  • April Delahunty
  • Holli Winters

Pharmacy Patient Assistance Coordinator

She offers assessment, linkage and referrals for assistance to patients who need certain medications and have high co-pays or no prescription drug coverage.
  • Stacy Morton, 800-626-2538

Outcomes

Outcomes

Outcomes

Ohio State’s Comprehensive Transplant Center is a national leader in transplant success rates. 

Our one-year patient survival rate for liver transplant is 91 percent.

Source: SRTR data release July 2014

Frequently Asked Questions

Which health insurance are accepted?

The list of accepted insurances for liver transplant can often change. Please contact your healthcare insurance provider to confirm your coverage for transplant at Ohio State’s Comprehensive Transplant Center.

What is tissue typing?

Ohio State’s Tissue Typing Laboratory ensures that an organ is compatible with its recipient. The process involves matching a person’s unique configuration of six human leukocyte antigen (HLA) molecules with a potential pool of approximately 100 different varieties.

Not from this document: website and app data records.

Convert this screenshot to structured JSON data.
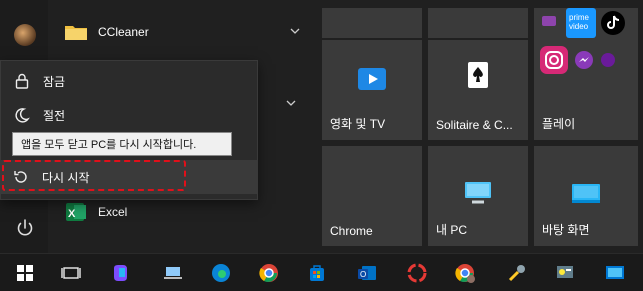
{
  "applist": {
    "items": [
      {
        "label": "CCleaner",
        "icon": "folder-icon"
      },
      {
        "label": "Excel",
        "icon": "excel-icon"
      }
    ]
  },
  "power_menu": {
    "lock_label": "잠금",
    "sleep_label": "절전",
    "tooltip": "앱을 모두 닫고 PC를 다시 시작합니다.",
    "restart_label": "다시 시작"
  },
  "tiles": {
    "movies": "영화 및 TV",
    "solitaire": "Solitaire & C...",
    "play": "플레이",
    "chrome": "Chrome",
    "mypc": "내 PC",
    "desktop": "바탕 화면"
  },
  "taskbar": {
    "icons": [
      "windows-start-icon",
      "task-view-icon",
      "copilot-icon",
      "laptop-icon",
      "edge-icon",
      "chrome-icon",
      "store-icon",
      "outlook-icon",
      "recorder-icon",
      "chrome-profile-icon",
      "tools-icon",
      "control-panel-icon",
      "remote-desktop-icon"
    ]
  },
  "colors": {
    "accent_outline": "#e0101a",
    "tile_bg": "#3a3a3a",
    "folder": "#f0c040"
  }
}
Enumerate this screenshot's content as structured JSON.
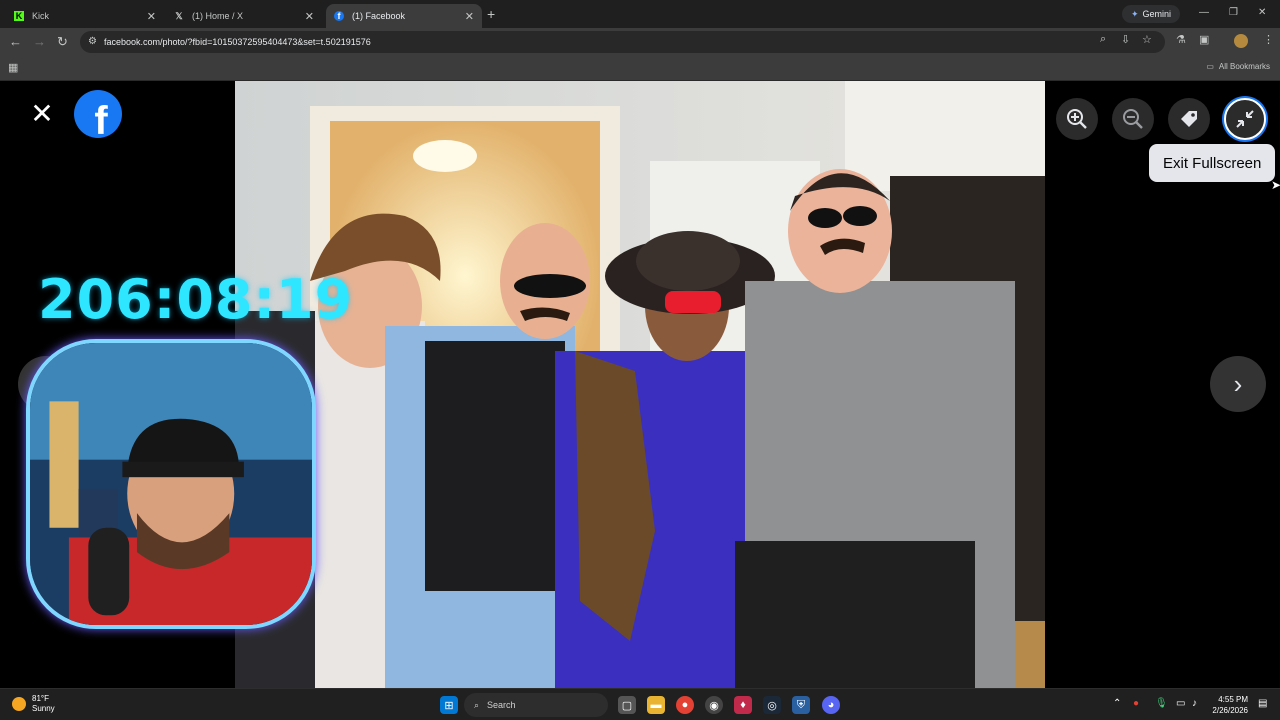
{
  "browser": {
    "tabs": [
      {
        "title": "Kick",
        "favicon": "K",
        "active": false
      },
      {
        "title": "(1) Home / X",
        "favicon": "X",
        "active": false
      },
      {
        "title": "(1) Facebook",
        "favicon": "f",
        "active": true
      }
    ],
    "gemini_label": "Gemini",
    "url": "facebook.com/photo/?fbid=10150372595404473&set=t.502191576",
    "all_bookmarks": "All Bookmarks"
  },
  "viewer": {
    "tooltip": "Exit Fullscreen",
    "tools": [
      "zoom-in",
      "zoom-out",
      "tag",
      "exit-fullscreen"
    ]
  },
  "overlay": {
    "timer": "206:08:19"
  },
  "taskbar": {
    "weather_temp": "81°F",
    "weather_desc": "Sunny",
    "search_placeholder": "Search",
    "time": "4:55 PM",
    "date": "2/26/2026"
  },
  "colors": {
    "facebook_blue": "#1877f2",
    "timer_cyan": "#2ee6ff",
    "chrome_dark": "#3c3c3c"
  }
}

Cross-match testing helps prevent some types of organ rejection. The testing involves mixing cells from the donor’s and recipient’s serum to determine whether rejection-promoting antibodies will occur. This information helps your physicians plan for the right medication strategy to best control organ rejection.

Transplant support testing includes monitoring new drugs that patients use, testing to determine a patient’s overall ability to maintain a recipient’s organ and developing new tests to support many of the clinical aspects of transplantation.

Are there any support groups to join?

Buckeye GIFT (Giving Inspiration For Transplantation) Support Group, sponsored by Lifeline of Ohio, has open meetings providing support, education, awareness and advocacy for all individuals impacted by organ and tissue donation and transplantation including transplant candidates, recipients, donor families, living donors, medical professionals and families and friends of those touched by the Gift of Life. 

There are multiple meeting locations throughout Ohio. To learn more, visit the Buckeye GIFT website or contact the Community Events/Volunteer Coordinator at Lifeline of Ohio, 800-525-5667, ext. 375.
Our Doctors

Share this Page